Sauk County Board of Adjustment members approved a five-year permit Thursday morning for the operation of Union Pacific Railroad Co.’s Pink Lady Quarry.
The permit for the quarry expired in February 2007, and 14 employees were laid off.
Union Pacific will have to accept bids from companies that want to manage the quarry when it reopens. And that worries 40 town residents who signed a petition against authorizing the permit.
Homeowner Laurie Hasenbalg, who spoke during a public hearing Thursday morning, said she had no problems with Martin Marietta Materials, Inc., the company that has operated the quarry since 1983. But she has heard horror stories about previous operators, she said.
Union Pacific wants to dig an additional 80 feet of rock out of the quarry, but there are no plans to expand the quarry horizontally, said Eric Hansen of Pinnacle Engineering, a Minnesota firm that submitted the permit application for Union Pacific.
Hansen and a groundwater expert who appeared on behalf of Union Pacific said the vertical digging will not affect groundwater for homeowners in the surrounding area.
Rock Springs Village President Harlan Behnke said the village is anxious about additional blasting.
“If we get a break in our aquifer, that would be terrible,” he said.
Behnke also said about 100 trucks hauling material from the quarry roll through Rock Springs each day.
“They are just a nuisance,” he said.
Excelsior Town Chairman Robert Cassity said citizens want to know what Union Pacific has planned for the quarry.
“At some point, I think people would like to see an end to quarry operations,” he said. “We’re not so unhappy with the way things are now, but we don’t want them to expand hours of operation and we don’t want noise or dust levels to increase.”
But Cassity said the quarry is an important piece of the local economy, because several families rely on it as their primary source of income.
Several Board of Adjustment members said they were concerned the railroad company hadn’t found a company to manage the site, but railroad representatives assured the committee that the track record of a company will play a role in the selection process.

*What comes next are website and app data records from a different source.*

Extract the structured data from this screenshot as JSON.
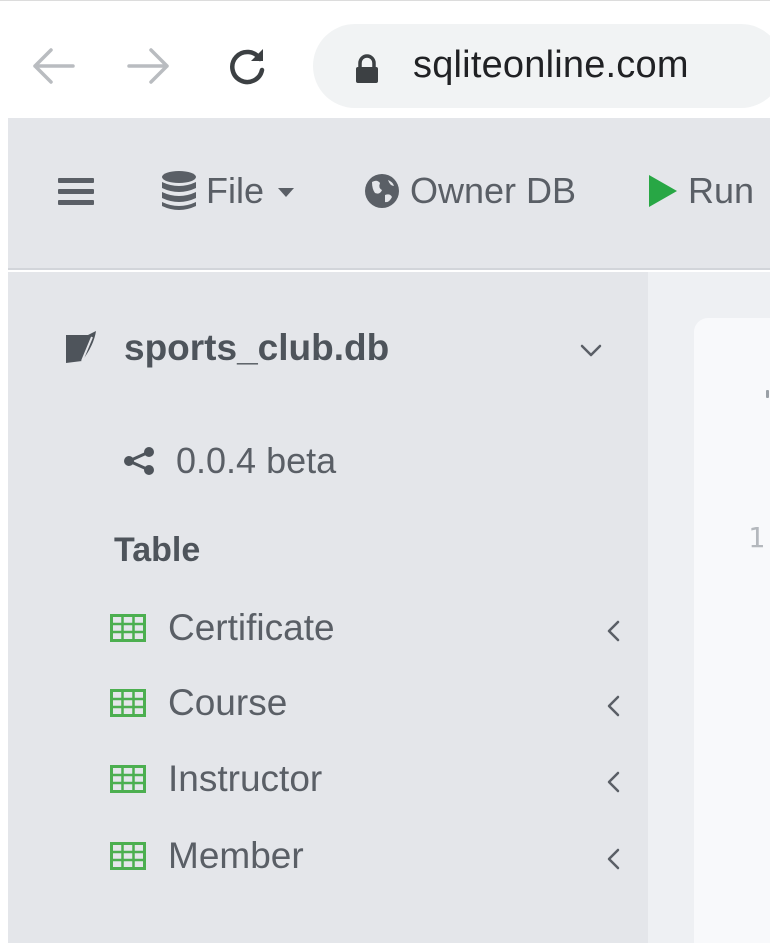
{
  "browser": {
    "url": "sqliteonline.com"
  },
  "navbar": {
    "file_label": "File",
    "owner_label": "Owner DB",
    "run_label": "Run"
  },
  "sidebar": {
    "db_name": "sports_club.db",
    "version": "0.0.4 beta",
    "section_title": "Table",
    "tables": [
      {
        "label": "Certificate"
      },
      {
        "label": "Course"
      },
      {
        "label": "Instructor"
      },
      {
        "label": "Member"
      }
    ]
  },
  "editor": {
    "line_number": "1"
  },
  "colors": {
    "run_accent": "#28a745",
    "table_icon": "#4caf50"
  }
}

Representatives of the Pink Lady Rail Transit Commission and the Reedsburg Industrial Commission spoke in favor of the quarry, citing the economic importance of having a rail line in Sauk County.
By Tim Damos